Visitors to North Carolina's mountains are rediscovering traditional artisans and art alike, and today they are taking home a slice of the state's mountain history.

Descendents of original North Carolinians still practice their art in the mountains of Western North Carolina. And each year they welcome thousands of travelers bent on experiencing not only mountain splendor, but also North Carolina's "living" history.

Native Americans and European immigrants both loved the seclusion of North Carolina's mountains. But with this isolation came the necessity to create utilitarian form of arts and crafts. Natives and pioneers built their own homes, crafted furniture, dolls and toys, carved musical instruments, molded pottery and weaved baskets.

These artisans have become a unique asset to the state because travelers can visit with them, get to know them, and watch them do what their ancestors have done for hundreds of years. Just as the traditional museum becomes a living museum, the artisan is a living treasure. And people are discovering these North Carolina treasures.

Popular destinations include The Folk Arts Center, located just outside Asheville on the Blue Ridge Parkway and home of the Southern Highland Craft Guild. The Center features a wide variety of crafts and offers unique programs designed to bring artisan and patron together.

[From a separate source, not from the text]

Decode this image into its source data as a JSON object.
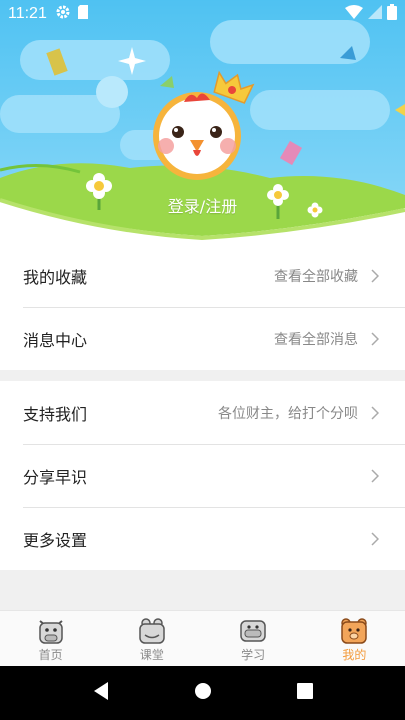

The Qualla Arts and Crafts Mutual, located on the Cherokee Indian Reservation, is the result of 60 Cherokee craftsmen who organized a co-op in 1946 to help sell their handicrafts. Today, it offers works from 300 artists and is one of the nation's most respected sources for quality Native American crafts.

The John C. Campbell Folk School, in Brasstown, was founded in 1919 on the model of Danish-style folk schools, and continues the craft traditions developed by William Morris and John Ruskin in the mid-1800's. The Craft Shop offers the work of over 200 mountain craftspeople and the Folk School offers 300 courses in many crafts
Penland School of Crafts, one of the most respected craft schools in the country, offers intensive instruction in over a dozen different media, including book arts, glass, clay, metal, wood, photography and textiles. Visitors can view finished work, as well as tour the campus.

The Appalachian Heritage Museum, in Boone, is a living museum, where full-time docents demonstrate skills year-round. It is located in the 1903 home of the founders of Appalachian State University.

You might also be interested in:
Cabin Rentals in the Northern Mountains (The Appalachian Heritage Museum)
Cabin Rentals in the Middle Mountains (Penland School of Crafts, The Folk Arts Center)
Cabin Rentals in the Southern Mountains

Bed and Breakfast in the Northern Mountains (The Appalachian Heritage Museum)
Bed and Breakfast in the Middle Mountains (The Appalachian Heritage Museum)
Bed and Breakfast in the Southern Mountains (The Appalachian Heritage Museum)